    I?m pretty sure I didn?t absorb everything in this book, and it will demand a revisit. Harford is a splendid interpreter of economics, and he does his best to make the subject real-world understandable, but because so much macroeconomics was new to me, I?ll be back. I learned a l...

    It?s odd in economic writing but Hartford makes a genuine attempt to understand and explain economics based on numbers without political bias. In a sea of books purporting to explain why the other guy is wrong and the writer is correct it?s nice, I think, to find an accessible writ...

    Yet another low level macroeconomics book. And it does explain how economists explain and define the basic principles of economics. A good start for people wanting to get into a discussion on the subject. Pro: Very simple book. The language is clear and most examples are clearly ex...

    I have to admit that, unfortunately, I didn' like this book as much as the first, nor did I find it likewise interesting. I found it all too theoretical and impractical, except for the example of the nanny clearly, because it concerns us, but it is as if, in the wave of the success of ...

    This was the first book i read by Tim Harford, a columnist of the FT. I saw this at an airport and thought id give it a try since it talks about macroeconomics, a subject i love, and studied at uni. I found the writer humouristic, and i guess he was targeting a reader who had no backgr...

    Full disclosure: Tim Harford is a very good friend of mine. And yet I think I can objectively explain why you might like this book. A basis of our friendship is that we are both curious, discursively argumentative, enthusiastic Gedankenexperiment types. One of the things I look forward...

    It definitely is not as good as the first undercover economist. The dialogue between a supposed reader and the writer was just silly and the concepts explored and explained were difficult to understand even for someone who had studied first year uni of economics and years of business. ...

    Absolutely Brilliant. To begin with Tim used a very simple situation and built the whole idea using that as a seed. If only economics could be taught in colleges like this, I probably would've paid much more attention to the lectures. Must read for anyone interested in business. In fac...

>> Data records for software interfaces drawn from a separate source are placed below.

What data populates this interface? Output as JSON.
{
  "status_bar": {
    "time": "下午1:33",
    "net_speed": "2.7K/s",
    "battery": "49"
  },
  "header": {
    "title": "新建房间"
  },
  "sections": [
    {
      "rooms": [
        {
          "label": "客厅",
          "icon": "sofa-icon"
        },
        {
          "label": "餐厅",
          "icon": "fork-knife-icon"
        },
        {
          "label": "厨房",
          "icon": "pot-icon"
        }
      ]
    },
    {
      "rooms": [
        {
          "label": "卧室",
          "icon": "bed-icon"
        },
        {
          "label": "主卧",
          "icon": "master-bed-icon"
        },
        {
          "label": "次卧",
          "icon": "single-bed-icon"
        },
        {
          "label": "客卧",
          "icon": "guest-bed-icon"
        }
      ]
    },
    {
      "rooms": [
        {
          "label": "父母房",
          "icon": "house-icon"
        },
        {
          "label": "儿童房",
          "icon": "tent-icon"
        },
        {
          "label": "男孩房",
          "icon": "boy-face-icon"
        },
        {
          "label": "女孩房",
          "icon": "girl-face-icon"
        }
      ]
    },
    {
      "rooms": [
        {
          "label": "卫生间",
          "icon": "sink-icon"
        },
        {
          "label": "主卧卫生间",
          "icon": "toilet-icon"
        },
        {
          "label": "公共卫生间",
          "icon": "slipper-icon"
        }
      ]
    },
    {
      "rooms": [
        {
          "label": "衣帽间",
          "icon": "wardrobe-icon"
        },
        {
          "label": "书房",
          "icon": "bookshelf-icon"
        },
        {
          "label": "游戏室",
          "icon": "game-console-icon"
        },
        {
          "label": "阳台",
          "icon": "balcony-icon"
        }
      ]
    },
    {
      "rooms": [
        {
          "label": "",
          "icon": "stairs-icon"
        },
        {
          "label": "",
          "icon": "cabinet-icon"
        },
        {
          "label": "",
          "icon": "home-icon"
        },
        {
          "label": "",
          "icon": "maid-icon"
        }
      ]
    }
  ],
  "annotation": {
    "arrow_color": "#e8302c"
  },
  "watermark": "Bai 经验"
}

    Ok, so while this was a really good book the structure of the book wasn't great. The question form of each new idea was just plain annoying. In saying that, the content was great, I think he presented both sides of the argument pretty well, even though he pushed his point of view most ...

    Okay, so there are few books by Tim Harford I have yet to read. By stealth and diligent construction, he has made me become a fan. His is a personable, chatty style, even when entering murky waters and even when bravely deciding not to dumb down his economics. Which makes him a suitabl...

    I'll admit to being generous rating this five stars, but it's a rare delight to find a book on economics to be so engaging. There is even a call out to Terry Pratchett and a couple of quotes by Douglas Adams, two of my favorite (sort of) philosophers. It's written as a kind of Platonic...

    A good book for the average reader who hasn't studied economics at a basic level. It familiarises you with the basic concepts in an interactive way. However, as someone who's studied economics at some level, I'm not entirely sure what I learned or gained from this, apart from a few...